The whole cast, even the director and composer, have their roots in theatre, and while this can sometimes be detrimental to a film, in this case the theatre element worked perfectly with the subject material.
The music is another victory in the film, composed by co-writer Charl-Johan Lingenfelder who won Best Soundtrack at the Silwerskerm Festival for Olwagen’s Johnny is nie dood nie.
Kanarie took the school choir niche and turned it into a beautiful plot device, its holy songs contrasted with the music of 80s classics like Boy George and The Culture Club. Their fusion was intricately woven, and Bezuidenhout’s street dance scene opened the whole film on the perfect note.
Special mention is also owed to Germandt Geldenhuys, who is not only a hilarious actor, but has a voice that can make you cry and ready for battle. You can get lost listening to him, but luckily not too lost to lose your focus on the film. Accompanied by raw visuals and cinematography, Kanarie becomes more of a sensory experience rather than just a film.

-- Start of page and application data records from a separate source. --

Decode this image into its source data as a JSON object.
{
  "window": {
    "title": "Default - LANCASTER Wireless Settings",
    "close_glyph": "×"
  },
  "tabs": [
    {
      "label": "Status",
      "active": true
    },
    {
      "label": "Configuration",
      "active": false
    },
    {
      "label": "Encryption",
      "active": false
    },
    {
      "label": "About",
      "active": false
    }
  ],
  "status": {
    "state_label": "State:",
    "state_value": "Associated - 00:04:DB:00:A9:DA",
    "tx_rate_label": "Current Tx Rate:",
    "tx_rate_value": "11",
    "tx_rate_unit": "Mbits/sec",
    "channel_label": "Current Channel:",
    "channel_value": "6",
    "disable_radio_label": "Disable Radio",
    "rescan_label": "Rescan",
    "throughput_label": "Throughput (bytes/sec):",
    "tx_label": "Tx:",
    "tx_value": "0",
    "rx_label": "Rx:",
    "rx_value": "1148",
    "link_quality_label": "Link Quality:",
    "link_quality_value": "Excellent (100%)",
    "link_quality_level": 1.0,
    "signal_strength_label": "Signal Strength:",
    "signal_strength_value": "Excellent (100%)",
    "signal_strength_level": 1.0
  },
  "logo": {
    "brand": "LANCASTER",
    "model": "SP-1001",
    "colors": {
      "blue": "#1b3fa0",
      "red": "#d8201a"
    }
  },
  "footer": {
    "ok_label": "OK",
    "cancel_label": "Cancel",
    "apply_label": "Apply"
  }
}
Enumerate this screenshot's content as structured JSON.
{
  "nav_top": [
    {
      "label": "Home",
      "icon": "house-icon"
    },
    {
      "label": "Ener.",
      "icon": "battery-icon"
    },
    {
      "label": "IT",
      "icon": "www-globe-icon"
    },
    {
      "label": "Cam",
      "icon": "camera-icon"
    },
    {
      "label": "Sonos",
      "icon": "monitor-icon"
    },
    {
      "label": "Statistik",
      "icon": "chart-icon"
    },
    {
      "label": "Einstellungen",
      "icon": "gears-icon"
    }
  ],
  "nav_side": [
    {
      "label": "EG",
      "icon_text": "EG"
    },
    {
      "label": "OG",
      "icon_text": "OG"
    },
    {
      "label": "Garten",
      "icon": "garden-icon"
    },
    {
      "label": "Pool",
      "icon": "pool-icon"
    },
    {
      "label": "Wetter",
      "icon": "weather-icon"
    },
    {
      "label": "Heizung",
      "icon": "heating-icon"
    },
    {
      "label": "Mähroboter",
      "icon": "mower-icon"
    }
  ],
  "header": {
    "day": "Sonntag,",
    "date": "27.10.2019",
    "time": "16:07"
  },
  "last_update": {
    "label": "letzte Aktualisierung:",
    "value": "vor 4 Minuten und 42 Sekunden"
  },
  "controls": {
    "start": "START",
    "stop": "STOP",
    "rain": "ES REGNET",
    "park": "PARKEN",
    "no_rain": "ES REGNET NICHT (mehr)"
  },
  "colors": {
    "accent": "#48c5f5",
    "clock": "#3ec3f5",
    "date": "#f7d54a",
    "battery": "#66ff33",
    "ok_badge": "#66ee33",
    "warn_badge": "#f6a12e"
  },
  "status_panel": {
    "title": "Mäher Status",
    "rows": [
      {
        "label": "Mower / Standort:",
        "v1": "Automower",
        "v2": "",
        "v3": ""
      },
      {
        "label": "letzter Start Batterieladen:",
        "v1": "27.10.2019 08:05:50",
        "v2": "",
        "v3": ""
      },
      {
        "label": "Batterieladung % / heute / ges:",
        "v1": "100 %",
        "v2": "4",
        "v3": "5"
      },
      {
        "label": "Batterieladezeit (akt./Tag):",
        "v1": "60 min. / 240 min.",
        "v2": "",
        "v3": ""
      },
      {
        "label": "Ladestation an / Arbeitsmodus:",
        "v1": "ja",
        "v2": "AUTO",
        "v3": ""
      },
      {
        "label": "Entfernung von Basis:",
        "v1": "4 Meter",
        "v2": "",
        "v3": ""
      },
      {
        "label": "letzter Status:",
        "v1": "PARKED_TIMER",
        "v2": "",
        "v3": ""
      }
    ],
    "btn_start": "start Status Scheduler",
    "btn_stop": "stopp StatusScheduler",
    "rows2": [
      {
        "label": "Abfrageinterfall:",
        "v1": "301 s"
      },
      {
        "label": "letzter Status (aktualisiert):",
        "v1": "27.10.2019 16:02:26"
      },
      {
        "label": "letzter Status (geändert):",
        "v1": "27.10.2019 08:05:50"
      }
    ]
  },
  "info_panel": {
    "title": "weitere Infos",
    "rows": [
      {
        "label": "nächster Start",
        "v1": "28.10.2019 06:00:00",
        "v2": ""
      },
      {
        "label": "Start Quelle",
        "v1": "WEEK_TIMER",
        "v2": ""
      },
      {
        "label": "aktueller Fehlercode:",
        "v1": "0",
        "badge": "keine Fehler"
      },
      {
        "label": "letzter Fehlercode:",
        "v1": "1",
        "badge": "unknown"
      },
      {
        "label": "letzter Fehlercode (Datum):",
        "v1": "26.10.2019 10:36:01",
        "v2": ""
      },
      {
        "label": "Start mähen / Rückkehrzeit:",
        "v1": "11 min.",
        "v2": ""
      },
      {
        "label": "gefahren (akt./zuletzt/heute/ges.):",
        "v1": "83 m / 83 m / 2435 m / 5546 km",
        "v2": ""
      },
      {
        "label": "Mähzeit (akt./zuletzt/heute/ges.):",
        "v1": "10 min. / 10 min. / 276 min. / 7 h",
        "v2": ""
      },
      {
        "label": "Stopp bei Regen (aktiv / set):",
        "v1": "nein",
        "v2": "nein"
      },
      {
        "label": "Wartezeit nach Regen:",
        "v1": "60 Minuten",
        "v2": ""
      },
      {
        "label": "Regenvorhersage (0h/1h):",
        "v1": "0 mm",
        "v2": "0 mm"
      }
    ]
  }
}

Kanarie is another step in cementing top-notch quality in our local film scene, which over the last few years has grown into a spectacular cinematic movement, one that only needs the support of our local audiences. The film shows just one side of the Apartheid oppression (the oppression of black South Africans is adequately covered) but that it wasn’t just a physical oppression of laws – it was an oppression that is ingrained in your spiritual life, your family and even yourself, and finally breaking free from that cage can be as terrifying as it is liberating.